*** Provided data ***

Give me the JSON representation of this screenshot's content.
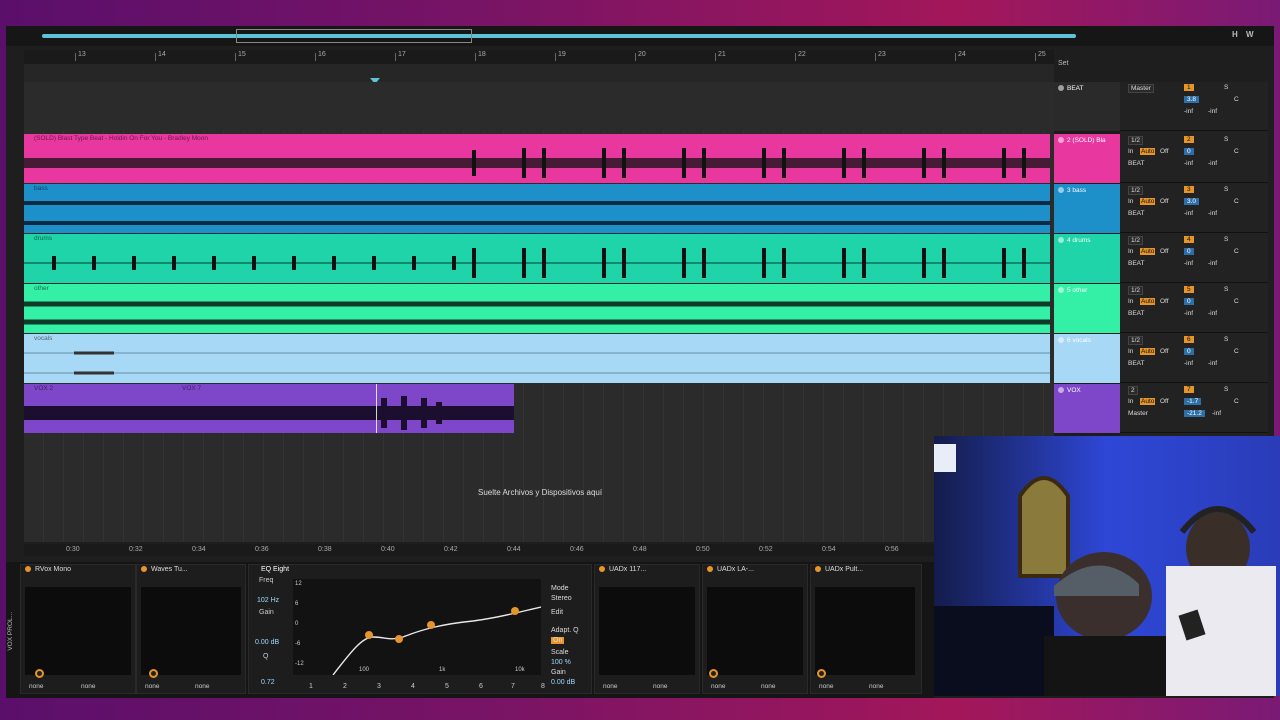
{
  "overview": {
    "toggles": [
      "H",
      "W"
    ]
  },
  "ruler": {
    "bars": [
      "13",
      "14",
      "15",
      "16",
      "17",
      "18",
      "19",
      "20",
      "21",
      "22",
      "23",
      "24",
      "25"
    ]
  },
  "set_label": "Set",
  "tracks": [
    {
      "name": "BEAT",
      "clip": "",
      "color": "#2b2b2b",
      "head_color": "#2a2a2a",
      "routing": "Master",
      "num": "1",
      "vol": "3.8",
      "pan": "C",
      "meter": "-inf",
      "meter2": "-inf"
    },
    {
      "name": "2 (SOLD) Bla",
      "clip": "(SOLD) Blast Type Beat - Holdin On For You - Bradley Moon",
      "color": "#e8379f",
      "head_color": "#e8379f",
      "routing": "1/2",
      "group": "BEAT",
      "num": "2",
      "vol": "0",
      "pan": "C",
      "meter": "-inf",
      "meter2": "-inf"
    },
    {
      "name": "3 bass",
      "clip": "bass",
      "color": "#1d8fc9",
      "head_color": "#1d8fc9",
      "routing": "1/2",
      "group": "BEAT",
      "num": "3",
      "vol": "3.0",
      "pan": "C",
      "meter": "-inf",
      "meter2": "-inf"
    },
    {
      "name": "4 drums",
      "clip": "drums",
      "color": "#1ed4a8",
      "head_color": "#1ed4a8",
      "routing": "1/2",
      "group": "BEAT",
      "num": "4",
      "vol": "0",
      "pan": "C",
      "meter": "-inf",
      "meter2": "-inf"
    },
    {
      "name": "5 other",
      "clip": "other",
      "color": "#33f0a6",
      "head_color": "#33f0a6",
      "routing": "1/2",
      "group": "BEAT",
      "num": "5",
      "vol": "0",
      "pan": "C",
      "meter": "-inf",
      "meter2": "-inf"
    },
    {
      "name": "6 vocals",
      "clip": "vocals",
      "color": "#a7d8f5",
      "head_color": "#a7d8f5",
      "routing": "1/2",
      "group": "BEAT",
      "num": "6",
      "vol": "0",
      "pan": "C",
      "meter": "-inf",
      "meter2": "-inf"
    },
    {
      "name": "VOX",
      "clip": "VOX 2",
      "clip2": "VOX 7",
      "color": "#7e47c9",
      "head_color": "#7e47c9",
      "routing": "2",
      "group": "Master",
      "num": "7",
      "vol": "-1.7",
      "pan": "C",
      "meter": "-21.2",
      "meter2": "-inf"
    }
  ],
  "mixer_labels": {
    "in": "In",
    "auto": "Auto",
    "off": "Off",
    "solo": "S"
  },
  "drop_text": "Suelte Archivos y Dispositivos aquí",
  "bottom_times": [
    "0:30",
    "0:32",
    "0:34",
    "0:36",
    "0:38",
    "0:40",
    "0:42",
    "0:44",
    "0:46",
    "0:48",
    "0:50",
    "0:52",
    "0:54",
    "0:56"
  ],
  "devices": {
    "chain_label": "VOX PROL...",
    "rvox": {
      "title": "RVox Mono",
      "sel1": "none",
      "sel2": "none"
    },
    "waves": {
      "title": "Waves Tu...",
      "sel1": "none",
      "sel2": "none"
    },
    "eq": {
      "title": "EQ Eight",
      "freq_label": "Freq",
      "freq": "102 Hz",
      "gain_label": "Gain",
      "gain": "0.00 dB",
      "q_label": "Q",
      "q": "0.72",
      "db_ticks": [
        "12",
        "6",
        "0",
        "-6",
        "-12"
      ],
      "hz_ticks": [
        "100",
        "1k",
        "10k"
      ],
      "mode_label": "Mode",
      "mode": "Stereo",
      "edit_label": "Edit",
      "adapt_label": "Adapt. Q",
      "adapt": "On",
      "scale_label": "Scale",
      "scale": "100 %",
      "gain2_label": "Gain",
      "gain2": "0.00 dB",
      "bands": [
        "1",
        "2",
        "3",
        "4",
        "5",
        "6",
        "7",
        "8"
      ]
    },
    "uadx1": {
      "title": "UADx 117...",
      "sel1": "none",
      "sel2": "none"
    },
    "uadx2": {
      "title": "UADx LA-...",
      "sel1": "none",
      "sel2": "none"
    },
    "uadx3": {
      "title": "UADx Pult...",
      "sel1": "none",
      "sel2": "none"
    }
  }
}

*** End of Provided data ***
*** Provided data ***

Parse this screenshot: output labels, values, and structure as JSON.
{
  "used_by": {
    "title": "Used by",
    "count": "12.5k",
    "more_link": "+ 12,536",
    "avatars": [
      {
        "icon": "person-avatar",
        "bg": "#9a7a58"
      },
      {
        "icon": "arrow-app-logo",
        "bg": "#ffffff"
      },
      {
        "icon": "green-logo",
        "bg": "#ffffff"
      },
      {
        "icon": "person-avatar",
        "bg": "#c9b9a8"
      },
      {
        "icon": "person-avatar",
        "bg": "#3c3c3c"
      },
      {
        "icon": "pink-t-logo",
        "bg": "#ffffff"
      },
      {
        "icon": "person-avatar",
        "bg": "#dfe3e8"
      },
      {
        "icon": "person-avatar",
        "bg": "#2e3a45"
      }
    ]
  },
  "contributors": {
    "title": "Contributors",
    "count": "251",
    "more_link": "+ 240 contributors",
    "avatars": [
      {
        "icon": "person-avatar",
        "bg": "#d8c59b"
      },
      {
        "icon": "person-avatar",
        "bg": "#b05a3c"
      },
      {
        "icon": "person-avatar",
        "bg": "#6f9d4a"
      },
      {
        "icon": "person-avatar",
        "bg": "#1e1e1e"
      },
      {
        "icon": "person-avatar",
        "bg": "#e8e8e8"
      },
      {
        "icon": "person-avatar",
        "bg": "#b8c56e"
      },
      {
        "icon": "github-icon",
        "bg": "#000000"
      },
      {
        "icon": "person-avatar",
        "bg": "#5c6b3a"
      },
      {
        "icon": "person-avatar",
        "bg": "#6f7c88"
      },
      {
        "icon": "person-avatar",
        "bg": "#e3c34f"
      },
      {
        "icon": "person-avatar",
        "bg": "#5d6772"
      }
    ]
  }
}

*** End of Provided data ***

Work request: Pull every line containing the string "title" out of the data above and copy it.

Exercise result:
      "title": "RVox Mono",
      "title": "Waves Tu...",
      "title": "EQ Eight",
      "title": "UADx 117...",
      "title": "UADx LA-...",
      "title": "UADx Pult...",
    "title": "Used by",
    "title": "Contributors",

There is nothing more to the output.